ELM also said that it has worked with a range of LGBT groups to tackle "racism, discrimination and hatred of all forms", something recognised by London Pride which in response to ELM's original complaint privately thanked the mosque for "the support you have provided our community".

"We stand side-by-side with you in this endeavour," the Pride letter, seen by MEE, added. "We also feel that we can play a part in tackling hatred and bigotry in all its forms, especially Islamophobia." 

ELM spokesperson Salman Farsi said the placards carried "Islamophobic messages" and urged Pride to exclude CEMB from next year's Pride event.

"As Londoners, we live in a pluralistic society with many diverse cultures and communities, and we should work towards valuing it – not embarking on campaigns of abusing one another under the guise of freedom of speech," he said.

"The mosque will continue to collaborate with its partners to challenge bigotry of all kinds and not just Islamophobia."

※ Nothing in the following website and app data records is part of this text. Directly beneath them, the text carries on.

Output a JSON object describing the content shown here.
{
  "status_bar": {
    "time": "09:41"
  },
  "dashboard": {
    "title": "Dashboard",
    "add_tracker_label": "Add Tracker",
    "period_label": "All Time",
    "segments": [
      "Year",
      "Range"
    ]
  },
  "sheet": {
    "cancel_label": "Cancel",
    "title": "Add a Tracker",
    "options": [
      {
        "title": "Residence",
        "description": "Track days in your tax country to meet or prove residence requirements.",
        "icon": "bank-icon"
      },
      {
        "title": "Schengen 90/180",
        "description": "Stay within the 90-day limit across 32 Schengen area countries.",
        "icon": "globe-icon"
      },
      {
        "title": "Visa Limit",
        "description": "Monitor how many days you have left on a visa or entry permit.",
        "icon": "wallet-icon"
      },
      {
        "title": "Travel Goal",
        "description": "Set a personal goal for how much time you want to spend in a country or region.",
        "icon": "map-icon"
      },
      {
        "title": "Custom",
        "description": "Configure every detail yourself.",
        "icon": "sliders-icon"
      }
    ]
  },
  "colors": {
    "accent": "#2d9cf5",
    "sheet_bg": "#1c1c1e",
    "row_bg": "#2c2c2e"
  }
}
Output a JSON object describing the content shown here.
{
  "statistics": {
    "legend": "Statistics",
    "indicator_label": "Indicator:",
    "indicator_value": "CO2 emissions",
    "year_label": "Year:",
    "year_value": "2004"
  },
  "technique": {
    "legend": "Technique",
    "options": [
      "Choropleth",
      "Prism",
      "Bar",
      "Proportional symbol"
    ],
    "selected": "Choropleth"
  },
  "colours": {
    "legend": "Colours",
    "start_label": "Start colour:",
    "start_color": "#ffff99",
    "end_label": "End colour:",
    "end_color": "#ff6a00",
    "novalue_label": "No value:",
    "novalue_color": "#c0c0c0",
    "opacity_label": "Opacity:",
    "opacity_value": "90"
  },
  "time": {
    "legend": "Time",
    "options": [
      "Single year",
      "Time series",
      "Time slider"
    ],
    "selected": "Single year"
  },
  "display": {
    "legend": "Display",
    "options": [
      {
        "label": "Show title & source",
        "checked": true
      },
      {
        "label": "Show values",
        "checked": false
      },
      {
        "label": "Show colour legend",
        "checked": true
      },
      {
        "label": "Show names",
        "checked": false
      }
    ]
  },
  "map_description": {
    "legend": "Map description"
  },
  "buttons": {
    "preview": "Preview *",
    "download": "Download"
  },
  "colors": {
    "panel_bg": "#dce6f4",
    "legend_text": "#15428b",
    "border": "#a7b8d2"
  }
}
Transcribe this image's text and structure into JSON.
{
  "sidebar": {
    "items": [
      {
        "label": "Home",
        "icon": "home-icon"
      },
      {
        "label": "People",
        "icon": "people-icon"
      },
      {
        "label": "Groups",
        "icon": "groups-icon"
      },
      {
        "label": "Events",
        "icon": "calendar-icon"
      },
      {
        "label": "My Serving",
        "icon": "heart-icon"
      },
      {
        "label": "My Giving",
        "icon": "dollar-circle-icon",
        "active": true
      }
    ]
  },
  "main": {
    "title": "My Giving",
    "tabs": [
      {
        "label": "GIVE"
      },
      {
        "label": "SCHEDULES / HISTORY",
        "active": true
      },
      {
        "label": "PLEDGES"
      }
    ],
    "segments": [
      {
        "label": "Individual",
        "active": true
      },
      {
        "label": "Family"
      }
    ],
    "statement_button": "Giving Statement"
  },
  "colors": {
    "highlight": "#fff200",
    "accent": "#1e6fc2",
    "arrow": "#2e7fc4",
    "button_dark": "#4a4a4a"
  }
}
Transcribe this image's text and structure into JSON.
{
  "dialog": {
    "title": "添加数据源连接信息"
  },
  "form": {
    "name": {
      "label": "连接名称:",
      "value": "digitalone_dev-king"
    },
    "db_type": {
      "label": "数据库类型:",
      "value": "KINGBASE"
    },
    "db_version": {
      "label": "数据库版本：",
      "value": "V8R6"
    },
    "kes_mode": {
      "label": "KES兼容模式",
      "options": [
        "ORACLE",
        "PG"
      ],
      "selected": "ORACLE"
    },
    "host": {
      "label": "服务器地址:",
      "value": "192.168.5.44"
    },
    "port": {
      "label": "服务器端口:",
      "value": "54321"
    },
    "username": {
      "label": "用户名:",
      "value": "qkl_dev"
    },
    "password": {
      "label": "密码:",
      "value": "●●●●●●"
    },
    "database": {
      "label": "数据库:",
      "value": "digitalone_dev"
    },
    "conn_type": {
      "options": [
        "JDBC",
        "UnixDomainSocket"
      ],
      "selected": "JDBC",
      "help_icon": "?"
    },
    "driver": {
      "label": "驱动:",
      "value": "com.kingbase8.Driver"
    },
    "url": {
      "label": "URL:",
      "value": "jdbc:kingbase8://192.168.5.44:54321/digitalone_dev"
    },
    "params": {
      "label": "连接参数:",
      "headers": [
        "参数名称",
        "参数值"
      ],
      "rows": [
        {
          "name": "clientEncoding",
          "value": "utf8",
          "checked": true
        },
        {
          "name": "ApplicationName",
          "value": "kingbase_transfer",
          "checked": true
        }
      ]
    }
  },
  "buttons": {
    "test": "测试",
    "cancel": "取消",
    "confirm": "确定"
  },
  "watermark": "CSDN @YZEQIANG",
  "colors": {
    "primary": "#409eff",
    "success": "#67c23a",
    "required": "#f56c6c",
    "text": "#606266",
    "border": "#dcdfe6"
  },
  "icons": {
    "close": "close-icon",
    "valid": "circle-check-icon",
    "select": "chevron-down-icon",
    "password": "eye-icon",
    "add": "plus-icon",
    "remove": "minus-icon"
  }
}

When contacted for further comment, CEMB directed MEE to its letter to Pride and its response to the ELM statement.